Using the CCC Model as a guide we can begin to ensure that all employees "hear" the voice of the customer in the customer's own words. We can use our existing methods of dissemination of information to make sure the majority of what employees receive centers around customer issues. The customer is the business...let's make sure our employees really "know" the business!
Five Steps to Customer-Centered Communications©
Once you have the good, hard answers to the above questions, it's time to take action. Throw out every theory you know about communicating with employees. Now is the time for fundamental change.
It's time to go back to all those technological advances in communications that we've spent so much time and money on improving in our organizations. Use them! Not to communicate the same information that has been clogging our organizational veins for decades, but to communicate raw, unfiltered customer information which will help your employees create value for your end-user customers.
Involve employees in the communications process and hold them accountable. Find ways to use the communications tools available in your company, along with the talent and enthusiasm of your people, to allow free flow of customer information. Ask them what information they need and want, what will help them contribute more, and how best to deliver it to them. Then, be sure to hold them accountable for knowing the information. Far too many organizations allow their employees to depend on the organization for feeding them information, instead of providing opportunities to get informed, then holding them accountable for seeking out the information.
Examine policies/procedures that may inhibit the flow of communication. Review your policies and procedures manual or any written guidelines used by management with a fine tooth comb. Do your policies "punish" people for communicating or for seeking out information? For example, a policy which prohibits certain employees from taking action to serve the customer, may be causing your organization to drift further and further away from a customer-centered environment.
Agree on what customer information is important to your organization. Consensus should come not only from management, but from employees from throughout your organization, and most importantly from your customers. Ask your employees what they need and want to know about your customers. Ask your customers want they need and want your employees to know about them
Get customers involved in the process. Your customers are just as anxious to be served by your organization as you are to serve them. Invite them on-site to meet with groups of your employees. And not just those from Sales and Marketing, but from ALL functions throughout the company. Ask them to give your employees a "report card" on how well the organization is doing and areas for improvement. Encourage your support employees to make site visits to your customers' locations. The more they understand the customer's experience, the better able they will be to contribute to creating value for that customer.
Tie individual goals to customer outcomes. Review your performance appraisal process. Do you hold your employees accountable for serving the end-user customer? If not, each employee should be involved in helping to develop goals and objectives which measure the impact they have on creating value for the customer.
Much of what we have learned from our experiences in employee communications no longer applies.

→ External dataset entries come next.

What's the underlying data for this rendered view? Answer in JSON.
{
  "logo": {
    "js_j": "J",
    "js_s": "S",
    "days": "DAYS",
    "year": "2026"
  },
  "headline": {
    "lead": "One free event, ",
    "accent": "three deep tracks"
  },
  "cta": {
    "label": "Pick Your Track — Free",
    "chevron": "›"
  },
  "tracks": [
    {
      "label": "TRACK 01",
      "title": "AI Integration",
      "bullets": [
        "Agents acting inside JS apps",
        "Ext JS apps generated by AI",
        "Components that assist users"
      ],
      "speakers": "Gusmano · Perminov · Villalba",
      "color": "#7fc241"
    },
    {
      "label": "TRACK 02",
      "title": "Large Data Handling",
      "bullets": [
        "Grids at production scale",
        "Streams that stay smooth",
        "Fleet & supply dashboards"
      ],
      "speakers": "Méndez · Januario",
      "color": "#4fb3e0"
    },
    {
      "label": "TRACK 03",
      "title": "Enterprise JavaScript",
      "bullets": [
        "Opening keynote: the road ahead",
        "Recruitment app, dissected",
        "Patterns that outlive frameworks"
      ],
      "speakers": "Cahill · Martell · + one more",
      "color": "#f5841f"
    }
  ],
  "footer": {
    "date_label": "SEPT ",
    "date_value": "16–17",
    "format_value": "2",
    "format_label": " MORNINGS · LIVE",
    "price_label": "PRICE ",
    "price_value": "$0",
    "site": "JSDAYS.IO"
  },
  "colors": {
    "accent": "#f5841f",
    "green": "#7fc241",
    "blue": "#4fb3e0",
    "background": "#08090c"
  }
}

We are piloting a new and different ship on very different waters. We must experiment with new ways and provide breakthroughs to create lasting changes in today's organizations.
Printed with the permission of the authors.